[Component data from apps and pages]
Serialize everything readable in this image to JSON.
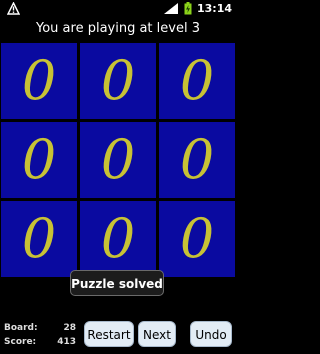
{
  "status_bar": {
    "time": "13:14",
    "left_icon": "warning-triangle-icon",
    "signal_icon": "signal-icon",
    "battery_icon": "battery-icon"
  },
  "header": {
    "title": "You are playing at level 3"
  },
  "board": {
    "tiles": [
      "0",
      "0",
      "0",
      "0",
      "0",
      "0",
      "0",
      "0",
      "0"
    ],
    "tile_color": "#0a0aa0",
    "digit_color": "#c8c235"
  },
  "toast": {
    "message": "Puzzle solved"
  },
  "stats": {
    "board_label": "Board:",
    "board_value": "28",
    "score_label": "Score:",
    "score_value": "413"
  },
  "buttons": {
    "restart": "Restart",
    "next": "Next",
    "undo": "Undo"
  }
}
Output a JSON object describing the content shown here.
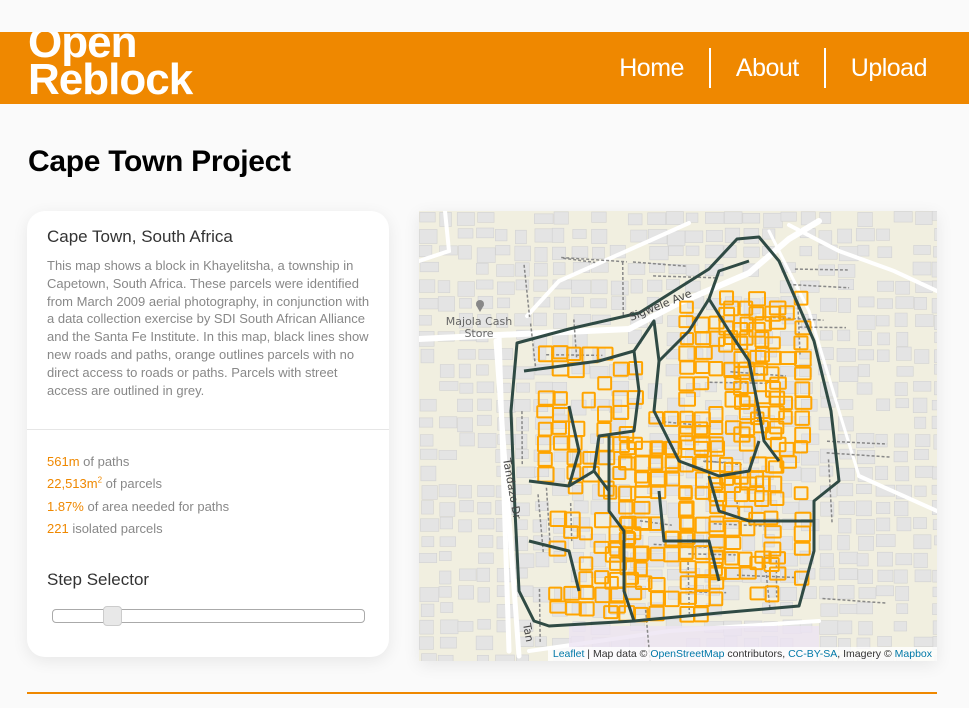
{
  "header": {
    "logo_line1": "Open",
    "logo_line2": "Reblock",
    "nav": [
      {
        "label": "Home"
      },
      {
        "label": "About"
      },
      {
        "label": "Upload"
      }
    ]
  },
  "page_title": "Cape Town Project",
  "info_card": {
    "title": "Cape Town, South Africa",
    "description": "This map shows a block in Khayelitsha, a township in Capetown, South Africa. These parcels were identified from March 2009 aerial photography, in conjunction with a data collection exercise by SDI South African Alliance and the Santa Fe Institute. In this map, black lines show new roads and paths, orange outlines parcels with no direct access to roads or paths. Parcels with street access are outlined in grey.",
    "stats": [
      {
        "value": "561m",
        "label": " of paths"
      },
      {
        "value": "22,513m",
        "sup": "2",
        "label": " of parcels"
      },
      {
        "value": "1.87%",
        "label": " of area needed for paths"
      },
      {
        "value": "221",
        "label": " isolated parcels"
      }
    ],
    "step_selector": {
      "label": "Step Selector",
      "value_fraction": 0.17
    }
  },
  "map": {
    "labels": {
      "store_line1": "Majola Cash",
      "store_line2": "Store",
      "road_sigwele": "Sigwele Ave",
      "road_tandazo": "Tandazo Dr",
      "road_tan": "Tan"
    },
    "attribution": {
      "leaflet": "Leaflet",
      "sep": " | Map data © ",
      "osm": "OpenStreetMap",
      "contributors": " contributors, ",
      "license": "CC-BY-SA",
      "imagery": ", Imagery © ",
      "mapbox": "Mapbox"
    },
    "colors": {
      "background": "#f1efe0",
      "building": "#e4e4e4",
      "road": "#ffffff",
      "new_path": "#2f4a44",
      "isolated_parcel": "#ffa500",
      "footpath": "#888888"
    }
  },
  "colors": {
    "brand": "#ef8800"
  }
}
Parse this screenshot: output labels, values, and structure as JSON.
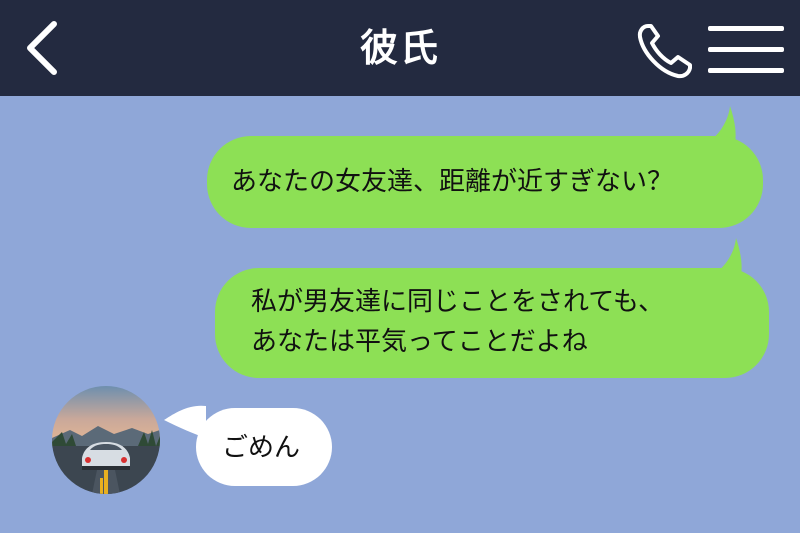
{
  "header": {
    "title": "彼氏",
    "back_icon": "chevron-left-icon",
    "call_icon": "phone-icon",
    "menu_icon": "hamburger-menu-icon"
  },
  "messages": [
    {
      "direction": "outgoing",
      "lines": [
        "あなたの女友達、距離が近すぎない？"
      ]
    },
    {
      "direction": "outgoing",
      "lines": [
        "私が男友達に同じことをされても、",
        "あなたは平気ってことだよね"
      ]
    },
    {
      "direction": "incoming",
      "lines": [
        "ごめん"
      ]
    }
  ],
  "colors": {
    "header_bg": "#232a40",
    "chat_bg": "#8fa7d8",
    "outgoing_bubble": "#8de055",
    "incoming_bubble": "#ffffff"
  }
}
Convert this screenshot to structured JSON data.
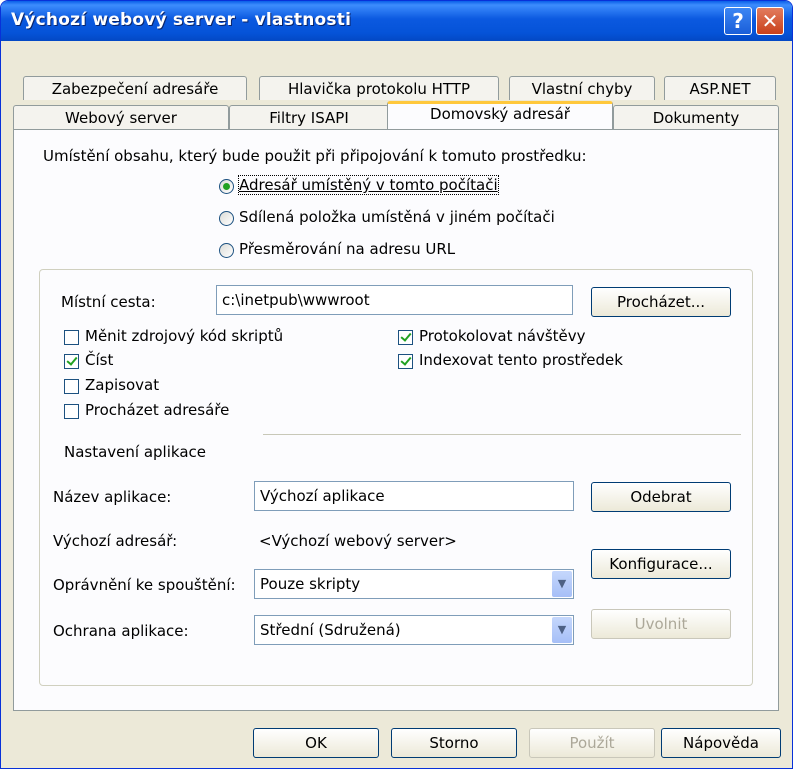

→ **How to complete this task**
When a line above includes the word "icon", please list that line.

→ **Answer for this exercise**
    "left_icon": "warning-triangle-icon",
    "signal_icon": "signal-icon",
    "battery_icon": "battery-icon"
    "back_icon": "chevron-left-icon",
    "call_icon": "phone-icon",
    "menu_icon": "hamburger-menu-icon"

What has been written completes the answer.